The following is part 5, and the last I will share, of my notes from 2006 after reading Naked Conversations: How Blogs are Changing the Way Businesses Talk with Customers by Robert Scoble and Shel Israel. If you have not read Parts 1 through 4, please do so now. Then, this will all make more sense.
Some of the consultants mentioned below no longer write their blogs in the same way they did in 2006. However, the insights into the beginnings of content marketing as the power house we know it to be today are worth a read. The last two sections of my notes, “Getting Started” and “Technology”, are so outdated now, that I am not going to share them. However, I will write my own lessons from the naked conversations we have started for so many for so long now.
Notes from May 29, 2006:
Consultants and blogging:
p.84 Consultants and blogging – they just started something because they had a passion and talent and wanted to share it with a few friends.
p.87 Starting collaborate wikis (a form of social software usually used for internal communications that allow groups to collaborate by editing each other’s words on an internet site)
p.89 Two-way marketing is essential to evangelism. Evangelism should be about matters that are enduring. It’s about changing the world.
p.94 Blogs add one more tool to marketing’s repertoire. As with any marketing program, to be effective, blogs must be integrated into a master marketing plan. (Tony Bloomberg, President of Bloomberg Marketing in Atlanta). He has a blog called Devis Marketing Blog – shows all the elements found in successful blogs: transparent and authentic, shows passion for subjects. Bloomberg: “How much closer can a customer get to a brand than talking with the CEO or the people who are the heart of the brand?” The emotional value that’s associated with the blog can help inspire trust and credibility. Blogs can be a powerful, experiential marketing tactic.
p.95: Bloomberg: “Every marketing director I’ve ever met is looking for innovative ways to create stronger customer relationships. Especially for service and consulting firms, blogs are an excellent way to establish and promote leadership.”
p.97 Blog or Die: “We do see companies that we think will wither on the vine. The cause of atrophy will include marketing departments that just don’t get the transformational change in progress and continue to do what’s always done. In our vision, blogging changes marketing more than marketing changes blogging. Marketing changes over what it has become over the past 50 years, the stuff that Godin calls “interruption marketing”, into something new, more efficient, and far more effective than two-way marketing.”
p.99 2005 Edelman Trust Barometer, an annual worldwide survey, reported that PR people rank far down the list of credible spokespeople, just above athletes and entertainers and just below lawyers. PR people generally see themselves as communication facilitators, but many observers view them as gatekeepers or spin masters.
p.100 Whereas a PR practitioner’s loyalty is assumed to be to the client, the blogger’s loyalty is perceived to be to the public at large.
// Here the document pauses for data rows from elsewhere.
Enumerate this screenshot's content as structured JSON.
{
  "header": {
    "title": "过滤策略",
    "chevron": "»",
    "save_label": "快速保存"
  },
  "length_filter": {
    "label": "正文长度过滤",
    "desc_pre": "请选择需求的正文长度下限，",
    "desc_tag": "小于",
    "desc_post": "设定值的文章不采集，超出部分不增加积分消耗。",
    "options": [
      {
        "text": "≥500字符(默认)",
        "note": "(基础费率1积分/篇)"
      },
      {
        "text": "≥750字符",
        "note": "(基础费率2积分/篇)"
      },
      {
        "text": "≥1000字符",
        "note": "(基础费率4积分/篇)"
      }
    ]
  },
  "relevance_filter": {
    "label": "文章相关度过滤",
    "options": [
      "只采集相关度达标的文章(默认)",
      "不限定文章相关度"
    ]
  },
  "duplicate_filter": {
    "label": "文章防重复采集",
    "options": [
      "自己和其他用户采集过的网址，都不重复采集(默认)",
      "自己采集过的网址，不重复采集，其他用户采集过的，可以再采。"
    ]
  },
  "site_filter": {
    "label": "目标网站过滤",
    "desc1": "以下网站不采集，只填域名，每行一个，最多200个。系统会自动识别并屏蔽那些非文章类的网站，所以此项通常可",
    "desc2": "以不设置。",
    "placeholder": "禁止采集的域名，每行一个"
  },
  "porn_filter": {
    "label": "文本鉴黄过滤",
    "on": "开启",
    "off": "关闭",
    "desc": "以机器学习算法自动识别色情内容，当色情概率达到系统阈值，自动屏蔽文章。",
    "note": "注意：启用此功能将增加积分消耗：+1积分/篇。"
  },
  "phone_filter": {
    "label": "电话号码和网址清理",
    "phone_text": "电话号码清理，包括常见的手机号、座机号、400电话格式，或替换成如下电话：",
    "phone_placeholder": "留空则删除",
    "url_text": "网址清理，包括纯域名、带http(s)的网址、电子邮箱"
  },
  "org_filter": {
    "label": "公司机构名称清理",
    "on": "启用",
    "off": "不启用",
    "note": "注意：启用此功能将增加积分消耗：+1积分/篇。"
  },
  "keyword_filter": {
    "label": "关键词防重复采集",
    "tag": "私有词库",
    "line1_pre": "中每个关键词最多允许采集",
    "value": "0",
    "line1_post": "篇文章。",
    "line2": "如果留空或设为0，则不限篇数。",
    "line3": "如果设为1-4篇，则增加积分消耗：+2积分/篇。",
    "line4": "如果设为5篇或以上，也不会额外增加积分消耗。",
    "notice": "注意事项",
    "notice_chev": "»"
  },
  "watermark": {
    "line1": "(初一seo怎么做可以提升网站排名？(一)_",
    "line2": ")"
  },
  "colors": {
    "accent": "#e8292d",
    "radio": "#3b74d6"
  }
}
Some of the smartest in the field are rapidly transitioning from traditional to more conversational practices, creating a new “listen and participate” school of thought.
p.103 Edelman: “Those of us in PR have to agree with our own game. We have to be very much part of the conversation by reading key bloggers in each relevant product category, to be prepared to contribute to the conversation by smart posts, and to keep bloggers updated by having relationships akin to those we have with reporters.”
p.105 Edelman: “PR should be seen as a spur to true interaction, not a barrier.”
p.107 Blog Watch – junior agency team members monitor blog mentions of their clients, products and markets on a daily basis. “The best PR people have always been connectors.” (Rubel) “Blogging is the best connection tool ever invented.”
p.108 Newsgater is an aggregator – first PR person, Rene Blodgett, to use her blog to directly extol the virtues and milestones of her own clients.
p.109 “Control of message, targeting of audiences, measuring of effectiveness has all changed. Most communicators don’t know it yet.” (Shel Holtz) “It has convinced me there’s a new way of working where blog is central, and that by doing it that way, relationships have a new form of trust as their foundation.” (Neville Hopson/friend of Holtz)
p.111 The advice of Mike Manuel, head of Boce Communications Digital Advocacy: “Shut up and listen.”
p.112: 3 major trends being driven by blogging:
1. Blogs are democratizing the media
2. Driving corporate transparency
3. Challenging traditional PR practices
Did you enjoying these? I know I had fun rereading them and offering them up. Usually I am looking into the future, but these allow me a good look into the past and a review about how content marketing got its start, and why it is so powerful today, especially for the aging care services businesses.
Next I will tell you how to get started, if you want to do it yourself. My suggestion is that you hire a good content marketing firm, like corecubed, and leave the running of the business to you and the communicating about it effectively to us!